BURLINGTON, Vt. – Next week, Burlington City Council is expected to vote on the 2021 city budget, which calls for $1.9 million in cuts at the Burlington Police Department.
After lengthy internal discussions on the impact of the proposed cuts, Interim Police Chief Jon Murad went into the details at Tuesday’s Burlington Police Commission meeting,
“Ten percent cuts for us mean that we lose 12 unfilled positions,” Murad said. “That not only means that the BPD can’t grow, but it also reduces our ability to prevent attrition by leaving no buffer for replacement officers
Murad said the proposal by Mayor Miro Weinberger would cut the department’s training by 70 percent, placing the department “on the razors edge of being able to maintain our current level of service.”
Over the last two weeks, hundreds of people have called in to public forums at various city meetings to request a steeper 30 percent budget cut along with other demands set forth by the Vermont Racial Justice Alliance.
Speaking at Wednesday’s Ward 4 and 7 NPA meeting, city councilors said they’re taking everything into consideration.
“They’ve been advocating and providing perspective about the issue itself,” said Ali Dieng, Ward 7 City Councilor. “This is what we want, this is how business should be done.”
“We’re listening, we’re hearing, and we’ll have to wrestle it out the next week or so, the plan is to try and make a decision on Monday night,’ said Sarah Carpenter, Ward 4 City Councilor.
Some on the Burlington Police Commission, including Chair Jabulani Gamache, are in favor of the proposed cuts. He took questions from residents at Wednesday’s NPA meeting.
“Do I honestly think they could be implemented overnight?

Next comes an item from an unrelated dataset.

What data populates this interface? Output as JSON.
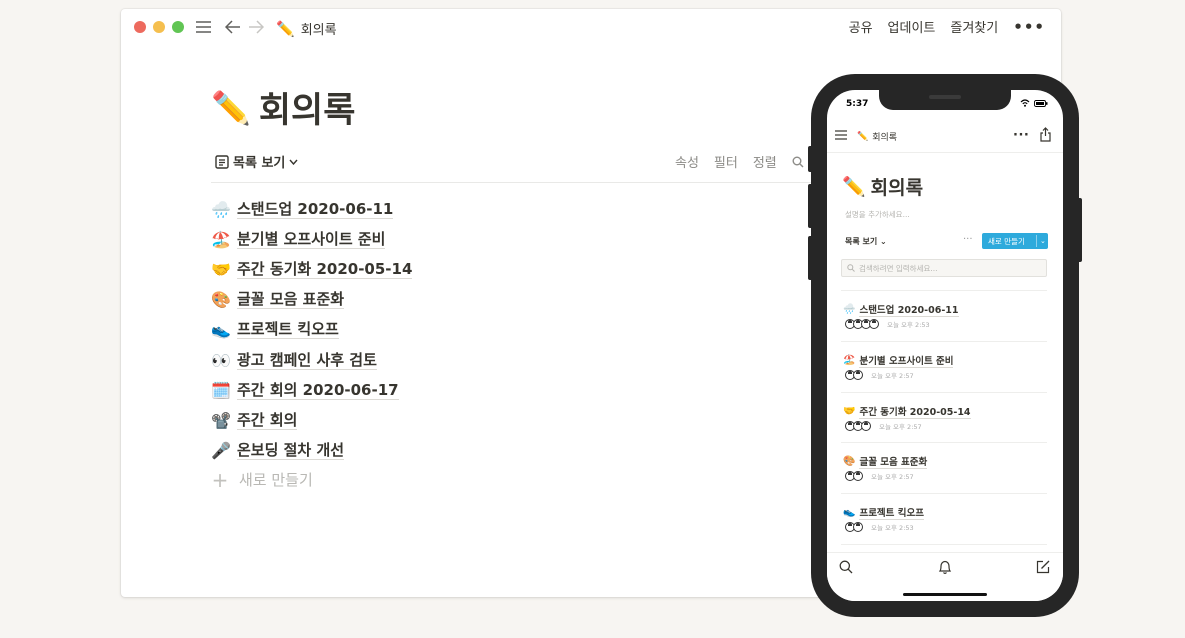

I do not think so,” Gamache said. “We can absolutely shift the budget to more social services to deal with transient homeless problems in our downtown area and people who suffer from mental health crises.”
Along with widespread calls for deeper budget cuts, there have been demands from the public regarding the firing of officers Jason Bellavance, Cory Campbell and Joseph Corrow over use of force incidents.
At Tuesday’s police commission meeting, Gamache was planning to discuss a statement that if enacted may have called on those officers to resign.
City Attorney Eileen Blackwood halted the discussion, insisting that as agents of the city, the commission needs to “stay impartial” and refrain from “comments about officers that can be seen as negative or derogatory.”
Shireen Hart, vice chair of the Burlington Police Commission, couldn’t go into specifics at Wednesday’s NPA meeting, but spoke broadly about use of force incidents.
“I can say that a review of a case we reviewed a year ago versus a review currently would be a very different look based on the policies and what was available to us.”
If the city’s budget passes, Burlington Police Department’s officer capacity would be reduced from 105 to 93. Parking enforcement would also be shifted over to the Department of Public Works.
It would be a 10.2 percent drop in the police department’s overall budget, and Mayor Weinberger intends to put $300,000 toward a new fund for racial equity and police transformation, with the remaining $800,000 going toward reducing the deficit.